Psychological awareness in action

Please note; we are in the midst of a thorough re-construction of these pages. For the moment, there may be some duplication of material from elsewhere; and probably some broken links. Bear with us. Its a lot to cover......

Psychological awareness comes fitted as standard in all human beings. In the absence of severe disruption of human development - whether in utero or in traumatic events early in life - humans grow up with a range of intuitive abilities and 'emotional intelligence' that is quite remarkable.

These abilities are central to social and emotional life and relationships; and those in whom these abilities are impaired - or simply temporarily unavailable, as for example under conditions of immediate stress or threat - will struggle to cope with social and emotional life.  We often call such individuals 'vulnerable' or 'at risk'. But such vulnerabilities can come to us all, at times.

It is possible, however, to attempt to ignore such emotional messages, and some organisations or ways of working have attempted to act as if that was no part of their work, even to deliberately discourage any element of person-to-person relationships in their work.

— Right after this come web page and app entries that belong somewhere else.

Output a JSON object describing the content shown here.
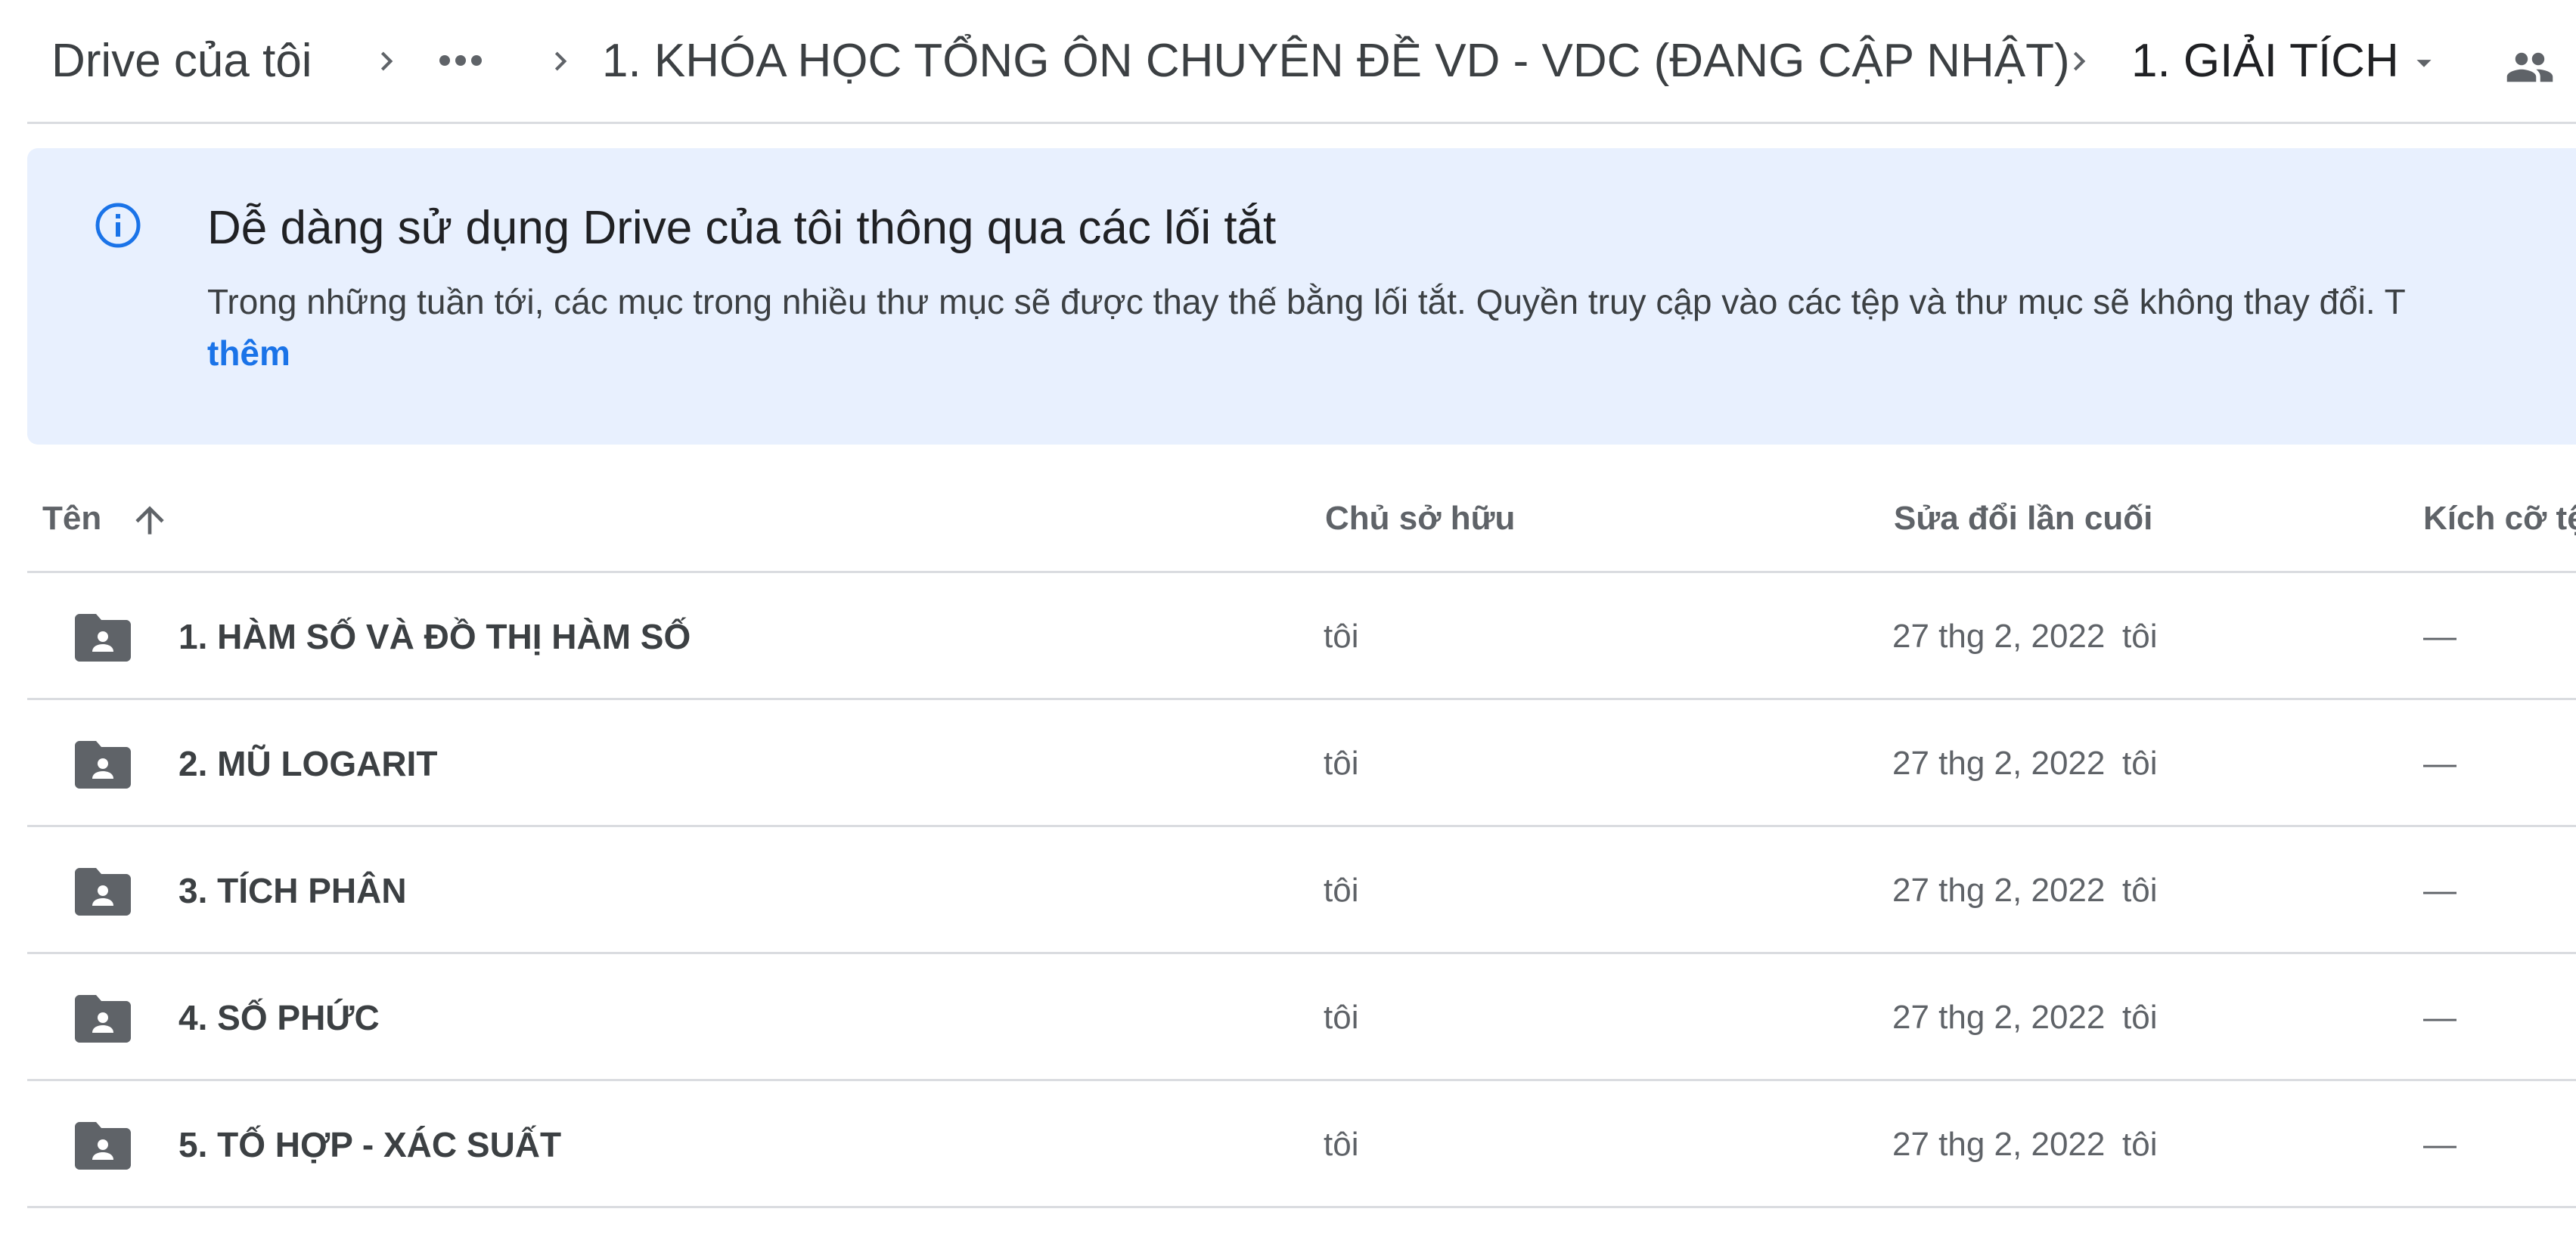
{
  "breadcrumb": {
    "root": "Drive của tôi",
    "more_icon": "more-horiz-icon",
    "course": "1. KHÓA HỌC TỔNG ÔN CHUYÊN ĐỀ VD - VDC (ĐANG CẬP NHẬT)",
    "current": "1. GIẢI TÍCH",
    "separator_icon": "chevron-right-icon",
    "dropdown_icon": "arrow-drop-down-icon",
    "shared_icon": "people-icon"
  },
  "banner": {
    "icon": "info-icon",
    "title": "Dễ dàng sử dụng Drive của tôi thông qua các lối tắt",
    "body": "Trong những tuần tới, các mục trong nhiều thư mục sẽ được thay thế bằng lối tắt. Quyền truy cập vào các tệp và thư mục sẽ không thay đổi. T",
    "link": "thêm",
    "background": "#e8f0fe",
    "link_color": "#1a73e8"
  },
  "columns": {
    "name": "Tên",
    "sort_icon": "arrow-upward-icon",
    "owner": "Chủ sở hữu",
    "modified": "Sửa đổi lần cuối",
    "size": "Kích cỡ tệ"
  },
  "rows": [
    {
      "name": "1. HÀM SỐ VÀ ĐỒ THỊ HÀM SỐ",
      "owner": "tôi",
      "modified": "27 thg 2, 2022",
      "modified_by": "tôi",
      "size": "—",
      "icon": "shared-folder-icon"
    },
    {
      "name": "2. MŨ LOGARIT",
      "owner": "tôi",
      "modified": "27 thg 2, 2022",
      "modified_by": "tôi",
      "size": "—",
      "icon": "shared-folder-icon"
    },
    {
      "name": "3. TÍCH PHÂN",
      "owner": "tôi",
      "modified": "27 thg 2, 2022",
      "modified_by": "tôi",
      "size": "—",
      "icon": "shared-folder-icon"
    },
    {
      "name": "4. SỐ PHỨC",
      "owner": "tôi",
      "modified": "27 thg 2, 2022",
      "modified_by": "tôi",
      "size": "—",
      "icon": "shared-folder-icon"
    },
    {
      "name": "5. TỐ HỢP - XÁC SUẤT",
      "owner": "tôi",
      "modified": "27 thg 2, 2022",
      "modified_by": "tôi",
      "size": "—",
      "icon": "shared-folder-icon"
    }
  ]
}
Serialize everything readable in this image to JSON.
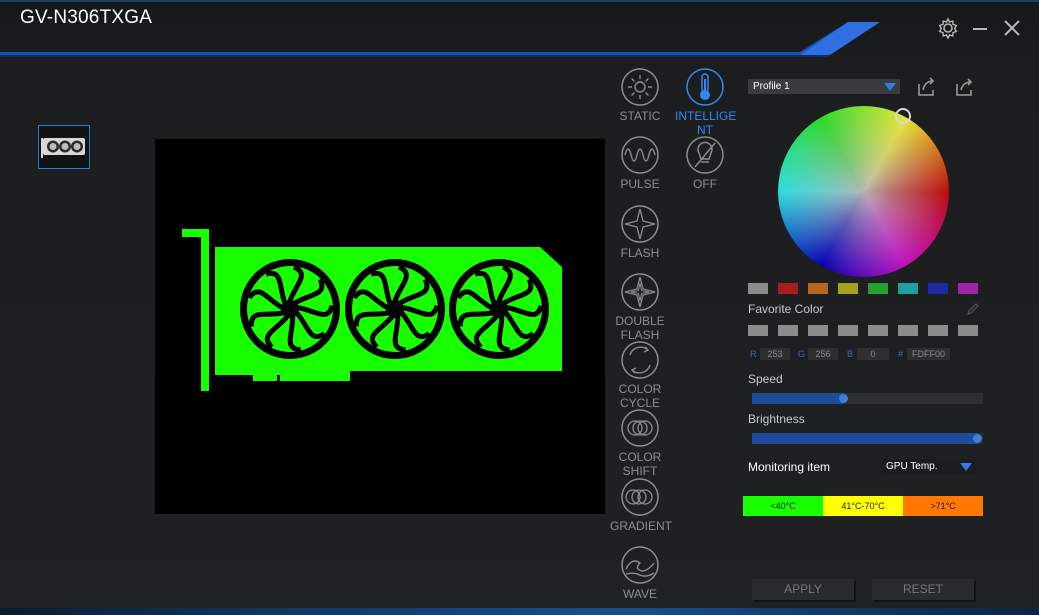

There are many studies to confirm that this can actually be very stressful for the staff, who have then no outlet for natural human responses.

But this institutionalised denial of the importance of psychological awareness and of creating constructive relationships appears to be particularly damaging in relation to those socially marginalised stigmatised and excluded. This may be especially significant to those that had suffered severe emotional trauma an/or disruption in their early life, as reconnection and trust are especially central to recovery here.


Diversity and cultural (in)sensitivities

Meanwhile, there clearly are some areas of life where our innate capacity or understand and relate to each other as human beings has been quite pervasively distorted and damaged by cultural norms. Nowhere is this more evident than in issues of race and gender - though other forms of deeply rooted prejudice and stigma are equally prevalent and often harder to spot.

In PIEs 2.0, you might well choose to look at this issue in services in terms of the psychological awareness you can bring to each individual service user. But it makes sense also to consider treating power and prejudice as issues to be addressed via a more challenging psychological model, such as the Power Threat Meaning framework.

(Needless to say, this can then be reflected and expressed in more practical ways via Training and Support, in reflective practice and sector engagement, in a host of operational details in Three Rs; and in the signage in buildings, the active engagement networks and improved pathways that we address in the Spaces of Opportunity.


What psychology?

As for what particular 'psychologies' may be helpful, it is worth a look at the "What psychology?' pages here (HERE); and when and whether specialist psychologist in-put to any service may be most helpful, see 'Does it take a psychologist to make a PIE?' (HERE)

NB: There has also been some debate even over the use of the term 'psychological', in the term 'a psychologically informed environment' or PIE. (See: Is 'Psychology' even the right word? HERE)



Further background reading/listening/viewing

The other key features of the revised version are:

  • Psychological awareness ; HERE

    • Empathy and emotional intelligence : HERE
    • Approaches and techniques : HERE
    • Psychological models : HERE


    Training and support : HERE

    Learning and enquiry : HERE

    • Reflective practice : HERE
    • A culture of Enquiry : HERE
    • Sector engagement : HERE
    • Evidence- generating practice : HERE


    Spaces of opportunity : HERE

    • The built environment : HERE
    • Networks and surroundings : HERE
    • Pathways, systems and system coherence : HERE


    The Three Rs : HERE

    • Rules and procedures : HERE
    • Roles and relationships : HERE
    • Responsiveness : HERE


    Where are relationships in PIEs 2.0? : HERE

    A lived experience view of PIEs : HERE

    What's the Big Idea?  : HERE

    From PIEs 1 to PIEs 2.0 : HERE

    Will there be a PIEs 3? : HERE


    Digging Deeper

Rules, roles and responsiveness : HERE

So: where is 'relationships' in the PIEs 2.0 framework? HERE

For more on the development of these areas, see:

PIEs 2.0 - the development procesHERE

Pizazz: A new and more customisable working framework for PIEs HERE


What training? and what support? : HERE

Learning through enquiry : HERE

Making space : HERE

The Three Rs : HERE

Diversity : HERE


PIElink pages on PIEs overall

PIEs in principle : HERE

PIEs 2 : HERE 

PIEs 1, 2 - and 3? : HERE

PIE  assessment : HERE


Further reading

Psychologically informed services by Helen Keats, Peter Cockersell, Robin Johnson and Nick Maguire

Social Psychiatry and Social Policy for the 21st Century (Part One): The Psychologically Informed Environment by Robin Johnson & Rex Haigh



Psychologically Informed Environments and Trauma Informed Care (HomelessLink webinar), Claire Ritchie & Jo Prestidge 

Introduction to Psychologically Informed Environments (Fulfilling Lives training programme,) Ray Middleton & Robin Johnson

A 'Handy' guide to being a PIE (2013) by Robin Johnson (video)

Does it take a psychologist to be a PIE? by Robin Johnson